Admission in joint murder trial of codefendants’ unredacted jail conversation implicating all defendants in the crime was proper because Crawford v. Washington (2004) 541 U.S. 36 confined the reach of the Aranda/Bruton doctrine to testimonial statements. Defendant and two other Blood gang members confronted a rival Crips gang member; defendant shot and killed the rival. All three defendants were charged with murder. At trial, the court admitted portions of a jailhouse recording between the two codefendants, which implicated defendant in the murder. The court instructed the jury not to consider the recording against defendant. Defendant was convicted of first degree murder. He appealed, arguing his trial attorney was ineffective for not moving to sever his trial from that of his codefendants, which would have rendered the jailhouse recording inadmissible. Held: Affirmed. Under Aranda/Bruton, a trial court may generally not allow a jury in a joint criminal trial of a defendant and codefendant to hear the unredacted confession of the codefendant that also directly implicates the defendant, unless the codefendant testifies and is subject to cross-examination. This doctrine, which rests on the Sixth Amendment right to confront and cross-examine witnesses, has evolved since it came into being. In 2004, Crawford narrowed the reach of the confrontation clause from all out-of-court statements admitted for their truth to only those out-of-court statements that qualify as “testimonial,” and subsequent cases have confirmed the clause has no application to nontestimonial statements (Whorton v. Bockting (2007) 549 U.S. 406). Here, the jailhouse conversation between the codefendants was nontestimonial (a point conceded by the defense) because it was not obtained for the primary purpose of proving past events potentially relevant to a future criminal prosecution. With the limiting instruction, the conversation was properly admitted.
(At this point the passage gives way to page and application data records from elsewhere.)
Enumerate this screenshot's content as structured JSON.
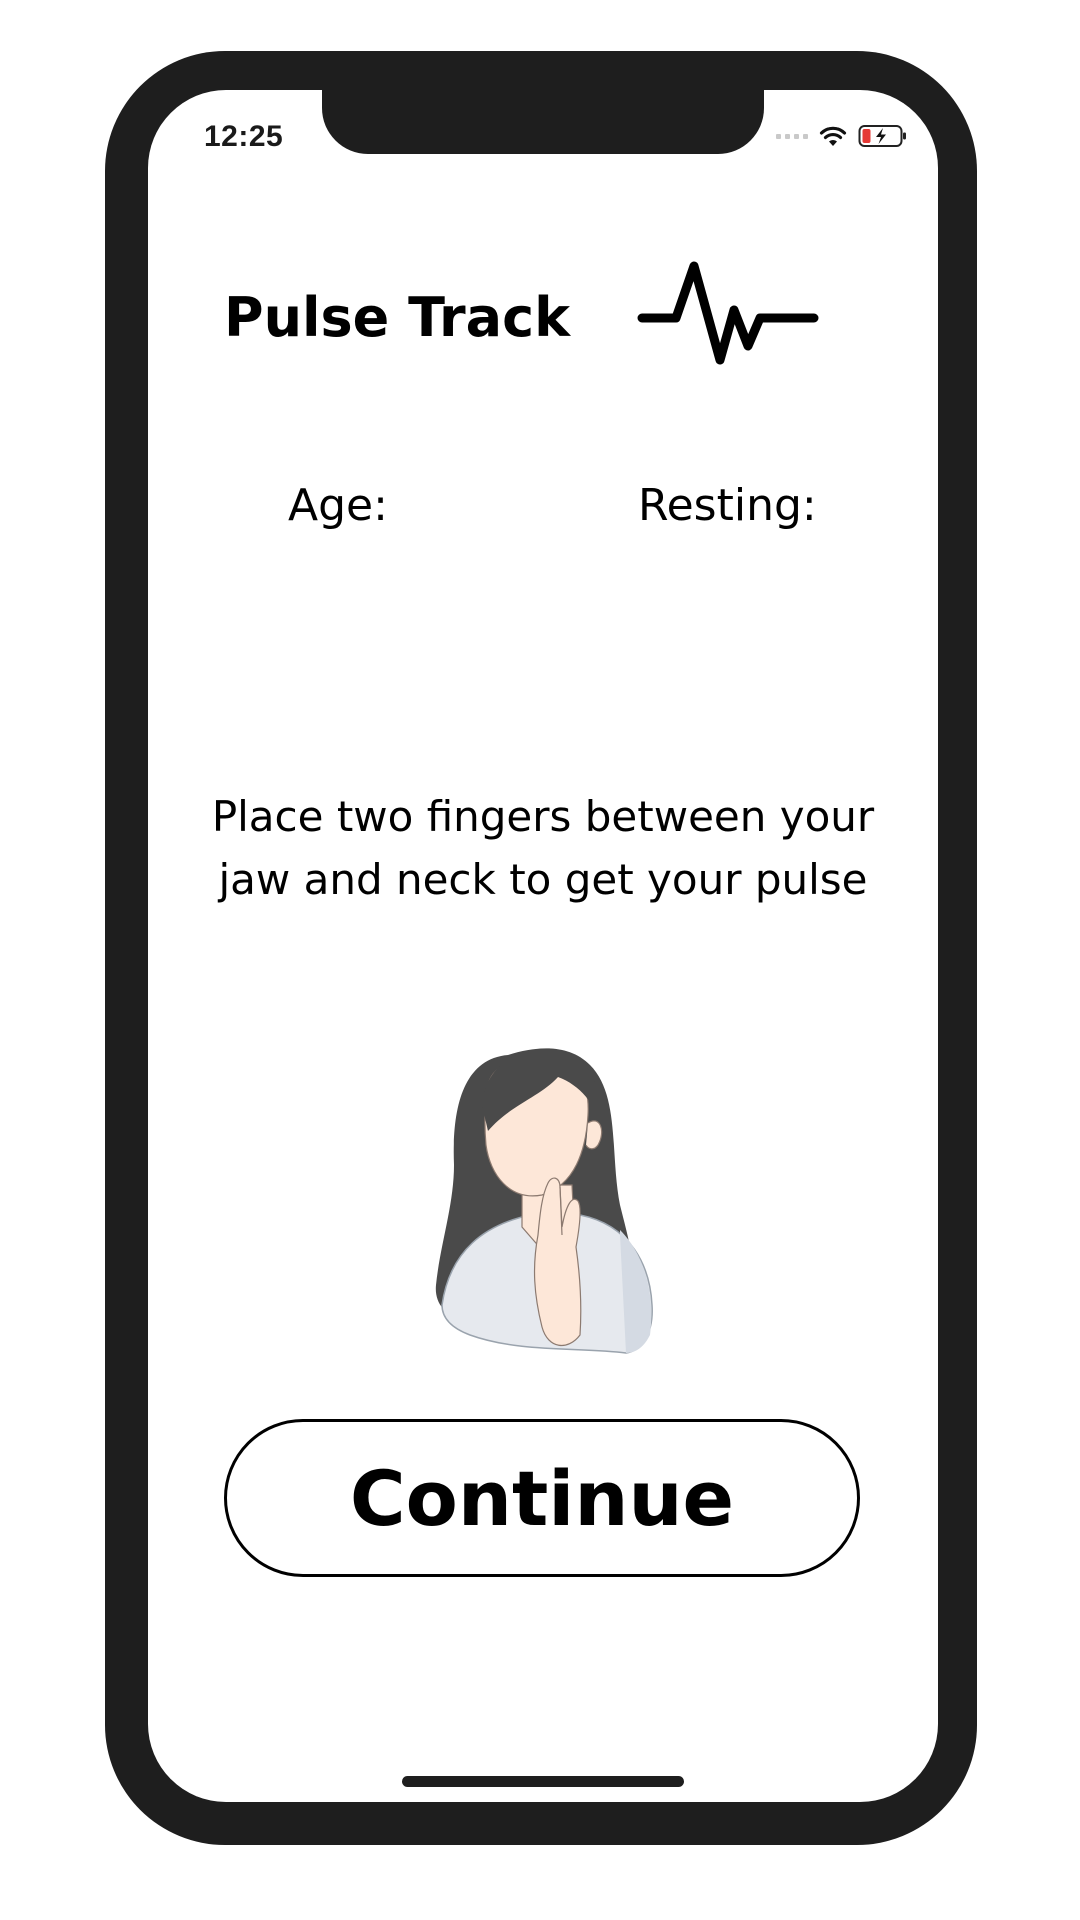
{
  "status_bar": {
    "time": "12:25",
    "signal_icon": "cellular-signal-icon",
    "wifi_icon": "wifi-icon",
    "battery_icon": "battery-charging-icon",
    "battery_color": "#e53935"
  },
  "header": {
    "title": "Pulse Track",
    "icon": "pulse-waveform-icon"
  },
  "stats": {
    "age_label": "Age:",
    "resting_label": "Resting:"
  },
  "instruction": {
    "text": "Place two fingers between your jaw and neck to get your pulse"
  },
  "illustration": {
    "icon": "woman-checking-pulse-illustration"
  },
  "actions": {
    "continue_label": "Continue"
  },
  "colors": {
    "frame": "#1e1e1e",
    "background": "#ffffff",
    "text": "#000000"
  }
}
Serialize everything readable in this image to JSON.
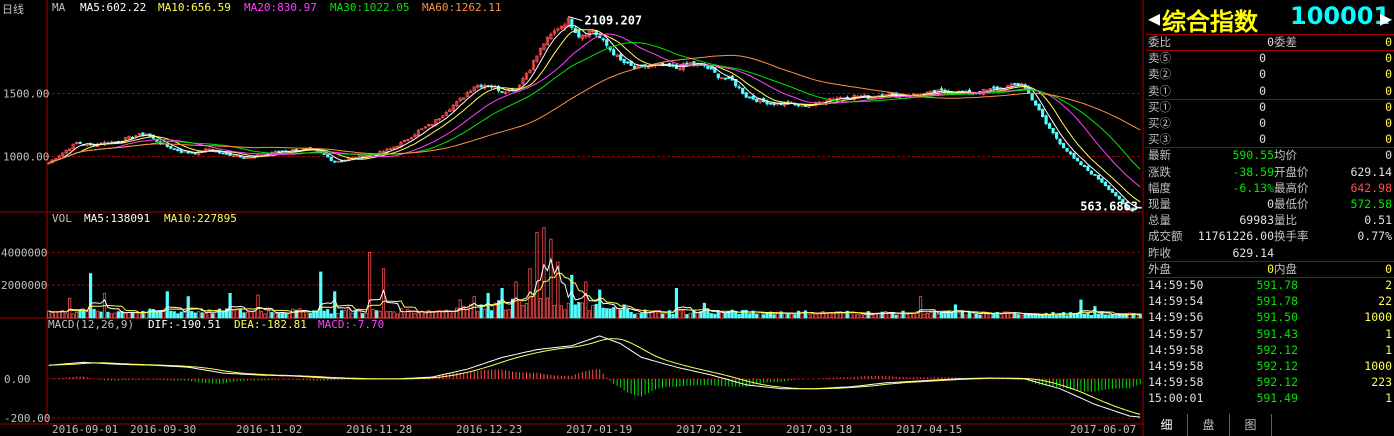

Admission of codefendants’ jailhouse conversation at joint trial with an appropriate limiting instruction did not violate due process. Neither Aranda nor Bruton relied upon due process as the basis for the doctrine they announced, and redesignating the Aranda/Bruton doctrine as based on due process when applied to nontestimonial statements would be contrary to the weight of state and federal authorities. Further, it would improperly substitute procedural due process when a particular Amendment already speaks to, and rejects, a procedural protection. Finally, use of due process in this context is inappropriate because nontestimonial statements are more likely to be trustworthy, and due process is often concerned with safeguarding the reliability of evidence.
The full opinion is available on the court’s website here: http://www.courts.ca.gov/opinions/documents/B270506.PDF